═════ Given data

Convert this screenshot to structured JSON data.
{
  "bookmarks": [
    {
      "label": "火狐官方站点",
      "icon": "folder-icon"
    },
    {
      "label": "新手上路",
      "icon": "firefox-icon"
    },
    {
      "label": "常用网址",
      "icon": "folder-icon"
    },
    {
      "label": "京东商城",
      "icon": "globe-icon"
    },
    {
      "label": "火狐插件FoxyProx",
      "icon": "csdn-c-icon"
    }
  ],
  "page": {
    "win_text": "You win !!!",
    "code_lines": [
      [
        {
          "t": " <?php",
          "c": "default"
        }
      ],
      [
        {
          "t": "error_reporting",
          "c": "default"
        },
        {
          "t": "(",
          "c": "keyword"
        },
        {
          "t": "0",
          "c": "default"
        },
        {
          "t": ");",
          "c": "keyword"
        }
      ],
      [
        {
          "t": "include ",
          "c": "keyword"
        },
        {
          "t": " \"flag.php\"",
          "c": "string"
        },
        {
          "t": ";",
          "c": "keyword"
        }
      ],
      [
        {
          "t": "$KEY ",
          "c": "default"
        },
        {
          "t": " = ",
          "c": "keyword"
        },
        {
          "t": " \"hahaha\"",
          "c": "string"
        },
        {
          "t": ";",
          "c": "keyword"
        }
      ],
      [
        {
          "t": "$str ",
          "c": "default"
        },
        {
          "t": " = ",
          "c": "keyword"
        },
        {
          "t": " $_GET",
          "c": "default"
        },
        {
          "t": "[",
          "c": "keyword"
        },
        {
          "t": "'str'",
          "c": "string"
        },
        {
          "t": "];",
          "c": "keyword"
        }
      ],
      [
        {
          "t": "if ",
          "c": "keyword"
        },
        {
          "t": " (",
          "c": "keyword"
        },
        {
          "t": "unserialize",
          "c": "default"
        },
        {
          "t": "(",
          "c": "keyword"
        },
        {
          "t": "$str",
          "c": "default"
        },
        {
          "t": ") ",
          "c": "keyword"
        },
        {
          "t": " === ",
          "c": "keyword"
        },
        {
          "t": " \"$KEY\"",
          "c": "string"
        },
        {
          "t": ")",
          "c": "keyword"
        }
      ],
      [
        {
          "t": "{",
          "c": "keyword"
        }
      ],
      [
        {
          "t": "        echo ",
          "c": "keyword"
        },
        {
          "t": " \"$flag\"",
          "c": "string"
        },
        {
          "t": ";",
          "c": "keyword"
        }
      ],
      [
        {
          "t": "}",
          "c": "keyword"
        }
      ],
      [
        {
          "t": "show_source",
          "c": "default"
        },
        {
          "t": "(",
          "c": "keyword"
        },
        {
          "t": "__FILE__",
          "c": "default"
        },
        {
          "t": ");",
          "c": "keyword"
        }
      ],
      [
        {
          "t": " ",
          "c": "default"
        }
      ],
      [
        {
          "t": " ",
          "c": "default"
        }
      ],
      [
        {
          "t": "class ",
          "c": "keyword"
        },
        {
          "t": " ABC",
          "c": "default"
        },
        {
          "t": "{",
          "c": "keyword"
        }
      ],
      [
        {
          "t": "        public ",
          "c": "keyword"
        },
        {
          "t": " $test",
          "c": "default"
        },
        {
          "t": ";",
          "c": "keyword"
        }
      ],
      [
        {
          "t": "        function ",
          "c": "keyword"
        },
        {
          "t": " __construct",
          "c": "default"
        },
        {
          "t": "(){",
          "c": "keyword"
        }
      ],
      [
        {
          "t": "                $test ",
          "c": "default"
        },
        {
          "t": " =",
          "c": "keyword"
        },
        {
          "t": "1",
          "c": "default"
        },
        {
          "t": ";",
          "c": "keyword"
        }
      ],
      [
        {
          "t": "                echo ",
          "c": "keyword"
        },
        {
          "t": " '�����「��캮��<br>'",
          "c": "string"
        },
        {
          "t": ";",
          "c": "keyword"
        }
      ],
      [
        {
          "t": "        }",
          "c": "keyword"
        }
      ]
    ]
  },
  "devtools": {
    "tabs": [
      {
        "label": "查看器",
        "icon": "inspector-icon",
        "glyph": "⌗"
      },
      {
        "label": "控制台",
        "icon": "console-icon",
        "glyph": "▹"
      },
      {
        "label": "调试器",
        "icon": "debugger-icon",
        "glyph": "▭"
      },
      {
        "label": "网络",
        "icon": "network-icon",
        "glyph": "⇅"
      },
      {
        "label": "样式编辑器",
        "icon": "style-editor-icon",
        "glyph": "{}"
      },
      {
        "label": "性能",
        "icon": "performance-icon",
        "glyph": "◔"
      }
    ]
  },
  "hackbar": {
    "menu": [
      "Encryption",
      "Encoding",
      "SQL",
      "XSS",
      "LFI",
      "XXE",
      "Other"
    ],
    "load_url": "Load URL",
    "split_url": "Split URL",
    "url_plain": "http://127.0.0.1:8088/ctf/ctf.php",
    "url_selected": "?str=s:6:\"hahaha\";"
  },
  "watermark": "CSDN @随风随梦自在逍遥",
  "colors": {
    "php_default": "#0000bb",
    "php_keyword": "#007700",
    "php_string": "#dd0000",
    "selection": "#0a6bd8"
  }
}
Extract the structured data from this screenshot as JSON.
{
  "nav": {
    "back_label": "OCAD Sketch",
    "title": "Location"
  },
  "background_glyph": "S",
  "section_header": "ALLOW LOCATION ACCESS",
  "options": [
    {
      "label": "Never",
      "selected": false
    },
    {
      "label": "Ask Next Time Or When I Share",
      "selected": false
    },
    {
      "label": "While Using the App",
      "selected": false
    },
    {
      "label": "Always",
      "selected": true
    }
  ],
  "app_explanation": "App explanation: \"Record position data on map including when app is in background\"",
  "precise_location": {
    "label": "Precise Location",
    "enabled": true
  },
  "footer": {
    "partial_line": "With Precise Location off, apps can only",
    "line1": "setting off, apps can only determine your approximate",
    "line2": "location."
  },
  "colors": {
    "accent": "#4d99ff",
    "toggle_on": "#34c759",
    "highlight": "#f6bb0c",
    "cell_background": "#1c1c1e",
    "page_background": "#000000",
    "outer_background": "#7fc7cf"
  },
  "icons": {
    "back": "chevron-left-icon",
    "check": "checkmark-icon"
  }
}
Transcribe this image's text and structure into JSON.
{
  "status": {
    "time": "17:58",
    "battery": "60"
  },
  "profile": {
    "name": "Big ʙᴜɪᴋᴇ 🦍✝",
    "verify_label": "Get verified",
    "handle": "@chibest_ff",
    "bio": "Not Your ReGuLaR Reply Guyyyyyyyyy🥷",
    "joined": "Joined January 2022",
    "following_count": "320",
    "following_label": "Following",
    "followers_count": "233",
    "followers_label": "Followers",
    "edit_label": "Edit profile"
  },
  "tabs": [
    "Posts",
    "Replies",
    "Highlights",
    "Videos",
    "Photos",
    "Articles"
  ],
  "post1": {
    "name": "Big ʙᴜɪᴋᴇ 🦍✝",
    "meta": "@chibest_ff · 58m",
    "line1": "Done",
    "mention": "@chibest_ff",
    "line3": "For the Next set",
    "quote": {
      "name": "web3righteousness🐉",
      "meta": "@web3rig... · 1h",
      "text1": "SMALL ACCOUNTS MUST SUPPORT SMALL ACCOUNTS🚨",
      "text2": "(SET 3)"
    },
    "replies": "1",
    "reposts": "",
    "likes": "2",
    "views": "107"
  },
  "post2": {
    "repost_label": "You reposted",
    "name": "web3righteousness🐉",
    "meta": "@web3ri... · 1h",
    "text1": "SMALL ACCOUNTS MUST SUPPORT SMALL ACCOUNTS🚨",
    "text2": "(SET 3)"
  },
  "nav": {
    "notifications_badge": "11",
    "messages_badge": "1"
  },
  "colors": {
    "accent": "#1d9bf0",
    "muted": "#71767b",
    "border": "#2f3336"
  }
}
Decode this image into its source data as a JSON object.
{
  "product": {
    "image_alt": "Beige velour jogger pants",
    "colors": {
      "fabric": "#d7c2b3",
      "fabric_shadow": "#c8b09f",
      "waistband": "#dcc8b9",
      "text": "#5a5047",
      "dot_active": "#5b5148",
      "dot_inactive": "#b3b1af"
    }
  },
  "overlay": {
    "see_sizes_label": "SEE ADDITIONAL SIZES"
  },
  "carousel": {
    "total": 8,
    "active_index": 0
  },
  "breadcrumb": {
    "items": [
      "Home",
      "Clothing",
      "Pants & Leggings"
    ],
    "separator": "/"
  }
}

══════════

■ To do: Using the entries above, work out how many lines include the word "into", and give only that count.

■ Solved exercise: 2